Troy Erickson AZ Realtor (602) 295-6807
HomeSmart - Chandler, AZ
Your Chandler, Ahwatukee, and East Valley Realtor

Renee - We too have a form here in Arizona. Most agents are well aware of this, and do use it properly. However, some of the things the buyer asks for based on the inspection seem a little ridiculous.

Sep 17, 2015 04:39 PM
Kat Palmiotti
eXp Commercial, Referral Divison - Kalispell, MT
Helping your Montana dreams take root

Interesting list of dos and don'ts.  

We don't have an inspection repair form here, nor do we have an agreed upon repair allowance limit.  Inspection follow-ups can be problematic, but I've found if the buyers focus on safety/structural issues, everything usually turns out well.


Sep 17, 2015 09:07 PM
Jeffrey DiMuria 321.223.6253 Waves Realty
Waves Realty - Melbourne, FL
Florida Space Coast Homes

Renee...have not seen your wonderful posts in some time. Thanks for a great one on inspections!

Sep 19, 2015 01:33 AM
Pat Starnes-Front Gate Realty
Front Gate Real Estate - Brandon, MS
601-991-2900 Office; 601-278-4513 Cell

Renee, this is an excellent list of things to do (and don't do) regarding home inspections. Thanks for writing it.

Nov 08, 2015 09:06 AM
Tony and Suzanne Marriott, Associate Brokers
Serving the Greater Phoenix and Scottsdale Metropolitan Area - Scottsdale, AZ
Haven Express @ Keller Williams Arizona Realty

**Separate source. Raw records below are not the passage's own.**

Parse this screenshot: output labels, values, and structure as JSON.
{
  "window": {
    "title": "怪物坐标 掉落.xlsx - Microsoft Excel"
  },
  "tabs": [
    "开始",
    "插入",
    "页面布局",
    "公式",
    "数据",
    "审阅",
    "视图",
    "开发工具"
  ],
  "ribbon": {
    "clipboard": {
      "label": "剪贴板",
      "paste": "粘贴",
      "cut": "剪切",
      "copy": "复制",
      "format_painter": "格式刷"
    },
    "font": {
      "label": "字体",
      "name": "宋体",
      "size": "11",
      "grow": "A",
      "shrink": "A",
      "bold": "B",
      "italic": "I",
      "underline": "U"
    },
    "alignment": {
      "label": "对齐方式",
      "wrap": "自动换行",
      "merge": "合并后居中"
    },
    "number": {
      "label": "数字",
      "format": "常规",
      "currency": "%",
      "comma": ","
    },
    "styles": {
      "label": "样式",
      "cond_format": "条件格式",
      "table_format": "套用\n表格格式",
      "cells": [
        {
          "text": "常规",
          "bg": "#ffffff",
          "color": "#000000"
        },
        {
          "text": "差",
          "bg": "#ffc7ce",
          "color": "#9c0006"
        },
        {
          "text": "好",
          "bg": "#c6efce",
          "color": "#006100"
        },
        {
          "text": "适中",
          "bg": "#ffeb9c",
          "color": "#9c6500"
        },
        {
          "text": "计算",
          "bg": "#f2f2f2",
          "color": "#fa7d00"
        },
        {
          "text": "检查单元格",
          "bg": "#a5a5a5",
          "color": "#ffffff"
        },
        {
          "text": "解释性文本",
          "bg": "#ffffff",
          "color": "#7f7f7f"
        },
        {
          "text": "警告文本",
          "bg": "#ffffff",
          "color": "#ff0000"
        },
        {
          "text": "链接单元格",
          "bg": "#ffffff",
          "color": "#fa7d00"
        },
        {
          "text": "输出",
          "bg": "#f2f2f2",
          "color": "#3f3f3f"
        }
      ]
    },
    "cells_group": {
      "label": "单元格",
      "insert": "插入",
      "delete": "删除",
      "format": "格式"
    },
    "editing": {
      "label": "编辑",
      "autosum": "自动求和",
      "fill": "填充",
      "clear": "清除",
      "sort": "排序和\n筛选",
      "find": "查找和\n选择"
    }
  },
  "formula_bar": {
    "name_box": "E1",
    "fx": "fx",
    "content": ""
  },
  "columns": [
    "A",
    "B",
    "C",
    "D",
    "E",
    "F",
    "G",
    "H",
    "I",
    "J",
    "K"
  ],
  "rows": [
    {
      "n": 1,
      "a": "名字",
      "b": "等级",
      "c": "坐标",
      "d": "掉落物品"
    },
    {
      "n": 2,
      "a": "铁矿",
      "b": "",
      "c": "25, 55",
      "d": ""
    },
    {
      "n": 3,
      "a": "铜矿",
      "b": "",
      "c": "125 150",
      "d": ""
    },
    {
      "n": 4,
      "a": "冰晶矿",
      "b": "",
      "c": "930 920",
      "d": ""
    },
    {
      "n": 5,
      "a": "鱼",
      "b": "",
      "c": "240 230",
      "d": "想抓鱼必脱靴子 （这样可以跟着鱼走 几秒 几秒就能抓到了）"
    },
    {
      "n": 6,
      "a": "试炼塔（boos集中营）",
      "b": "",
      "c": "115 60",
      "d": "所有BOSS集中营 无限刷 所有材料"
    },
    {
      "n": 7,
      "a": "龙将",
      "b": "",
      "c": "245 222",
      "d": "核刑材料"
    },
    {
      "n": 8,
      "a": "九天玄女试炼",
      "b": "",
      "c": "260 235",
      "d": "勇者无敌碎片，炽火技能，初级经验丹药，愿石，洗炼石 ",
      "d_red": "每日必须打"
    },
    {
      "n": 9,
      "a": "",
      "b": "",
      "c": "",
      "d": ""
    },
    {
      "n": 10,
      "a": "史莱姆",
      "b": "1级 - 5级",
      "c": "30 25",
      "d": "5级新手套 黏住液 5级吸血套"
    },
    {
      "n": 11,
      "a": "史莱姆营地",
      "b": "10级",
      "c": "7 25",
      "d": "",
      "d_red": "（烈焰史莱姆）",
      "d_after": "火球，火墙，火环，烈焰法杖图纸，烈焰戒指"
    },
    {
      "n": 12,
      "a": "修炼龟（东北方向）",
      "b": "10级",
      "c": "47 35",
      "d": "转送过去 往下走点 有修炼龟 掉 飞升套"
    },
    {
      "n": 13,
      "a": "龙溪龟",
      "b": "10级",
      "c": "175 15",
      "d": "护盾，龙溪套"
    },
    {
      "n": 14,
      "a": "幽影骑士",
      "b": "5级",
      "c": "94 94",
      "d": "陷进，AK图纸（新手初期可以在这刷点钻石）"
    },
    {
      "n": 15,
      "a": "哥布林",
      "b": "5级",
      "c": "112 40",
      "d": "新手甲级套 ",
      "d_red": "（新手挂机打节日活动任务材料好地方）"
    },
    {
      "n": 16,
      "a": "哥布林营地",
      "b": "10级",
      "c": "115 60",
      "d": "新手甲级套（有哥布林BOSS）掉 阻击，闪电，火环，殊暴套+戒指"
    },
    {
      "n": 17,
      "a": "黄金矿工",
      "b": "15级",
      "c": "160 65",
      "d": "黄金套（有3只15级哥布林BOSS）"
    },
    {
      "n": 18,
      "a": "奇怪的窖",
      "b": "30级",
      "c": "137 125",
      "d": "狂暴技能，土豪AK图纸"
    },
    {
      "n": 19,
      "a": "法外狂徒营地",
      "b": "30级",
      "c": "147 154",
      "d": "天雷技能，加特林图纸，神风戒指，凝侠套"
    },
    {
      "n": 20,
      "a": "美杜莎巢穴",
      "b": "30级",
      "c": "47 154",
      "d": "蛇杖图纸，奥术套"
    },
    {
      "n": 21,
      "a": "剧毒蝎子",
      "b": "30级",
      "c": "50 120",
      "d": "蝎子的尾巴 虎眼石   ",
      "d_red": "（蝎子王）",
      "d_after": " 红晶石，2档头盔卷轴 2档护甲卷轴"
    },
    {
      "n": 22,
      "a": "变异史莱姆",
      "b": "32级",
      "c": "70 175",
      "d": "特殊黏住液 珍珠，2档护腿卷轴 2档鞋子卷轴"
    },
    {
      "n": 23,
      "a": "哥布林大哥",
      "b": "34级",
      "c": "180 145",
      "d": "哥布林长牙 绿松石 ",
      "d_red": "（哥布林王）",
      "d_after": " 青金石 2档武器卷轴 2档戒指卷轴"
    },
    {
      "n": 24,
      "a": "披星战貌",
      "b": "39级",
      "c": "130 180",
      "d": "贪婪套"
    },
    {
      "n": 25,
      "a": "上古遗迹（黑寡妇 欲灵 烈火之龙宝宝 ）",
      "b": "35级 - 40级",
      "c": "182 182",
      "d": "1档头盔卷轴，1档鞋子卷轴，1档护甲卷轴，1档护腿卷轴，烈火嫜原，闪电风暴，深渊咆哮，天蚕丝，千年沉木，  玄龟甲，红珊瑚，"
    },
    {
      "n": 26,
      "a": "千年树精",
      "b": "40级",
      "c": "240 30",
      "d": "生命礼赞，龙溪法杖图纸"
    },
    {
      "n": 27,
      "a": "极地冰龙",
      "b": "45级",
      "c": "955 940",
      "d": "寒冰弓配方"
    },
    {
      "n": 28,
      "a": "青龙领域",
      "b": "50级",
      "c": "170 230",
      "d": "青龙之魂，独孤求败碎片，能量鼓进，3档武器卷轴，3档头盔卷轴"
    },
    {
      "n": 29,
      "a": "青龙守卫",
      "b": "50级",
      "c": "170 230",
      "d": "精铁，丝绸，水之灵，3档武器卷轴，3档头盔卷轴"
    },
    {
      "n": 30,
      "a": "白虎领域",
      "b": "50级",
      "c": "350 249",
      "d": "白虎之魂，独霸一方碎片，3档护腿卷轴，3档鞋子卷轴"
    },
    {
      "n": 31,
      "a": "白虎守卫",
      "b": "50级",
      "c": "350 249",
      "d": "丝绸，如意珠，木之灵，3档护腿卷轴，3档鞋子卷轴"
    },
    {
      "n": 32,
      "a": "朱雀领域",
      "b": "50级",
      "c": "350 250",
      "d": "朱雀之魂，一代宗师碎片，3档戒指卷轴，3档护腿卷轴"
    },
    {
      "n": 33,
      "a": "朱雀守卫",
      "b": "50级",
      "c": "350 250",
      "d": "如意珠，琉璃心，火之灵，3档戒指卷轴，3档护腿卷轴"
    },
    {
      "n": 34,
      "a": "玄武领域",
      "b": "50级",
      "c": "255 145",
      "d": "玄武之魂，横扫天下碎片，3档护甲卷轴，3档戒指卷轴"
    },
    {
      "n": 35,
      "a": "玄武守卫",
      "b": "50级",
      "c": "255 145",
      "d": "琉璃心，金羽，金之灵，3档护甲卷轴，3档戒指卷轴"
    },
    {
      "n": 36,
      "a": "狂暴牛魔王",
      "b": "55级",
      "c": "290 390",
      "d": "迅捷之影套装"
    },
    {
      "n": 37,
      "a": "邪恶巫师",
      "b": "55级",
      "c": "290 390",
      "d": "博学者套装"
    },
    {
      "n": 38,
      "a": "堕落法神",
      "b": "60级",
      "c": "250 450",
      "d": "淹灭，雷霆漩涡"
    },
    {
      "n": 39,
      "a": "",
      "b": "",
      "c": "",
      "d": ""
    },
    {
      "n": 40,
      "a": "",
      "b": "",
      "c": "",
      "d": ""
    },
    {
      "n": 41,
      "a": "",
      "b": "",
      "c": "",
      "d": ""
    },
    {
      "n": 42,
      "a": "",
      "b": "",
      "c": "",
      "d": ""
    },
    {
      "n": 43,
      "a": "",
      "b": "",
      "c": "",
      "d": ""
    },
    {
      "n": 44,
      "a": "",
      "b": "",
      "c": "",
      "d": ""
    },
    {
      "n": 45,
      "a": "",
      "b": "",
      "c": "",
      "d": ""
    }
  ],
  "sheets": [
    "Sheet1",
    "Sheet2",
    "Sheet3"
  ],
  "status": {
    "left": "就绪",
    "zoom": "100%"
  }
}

OK - it's been 3 months since this post - where are you!!?? 

Dec 16, 2015 11:37 AM
Dave Halpern
Dave Halpern Real Estate Agent, Inc., Louisville, KY (502) 664-7827 - Louisville, KY
Louisville Short Sale Expert

Make sure to know what systems are EXCLUDED from the inspector's scope of work. If the home inspector notes in the small print that he/she doesn't inspect pools, then we may erroneously think that since no pool problems were noted there is no need to ask for repair. Not a good day if after closing the buyers find a major problem with the pool.

Jun 19, 2017 12:50 PM
nobody - Alamance, NT

Breathe, home inspection are just a tool to tell the buyer the details of the home they're going to be buying, even a new home isn't perfect.

Jan 16, 2018 06:42 PM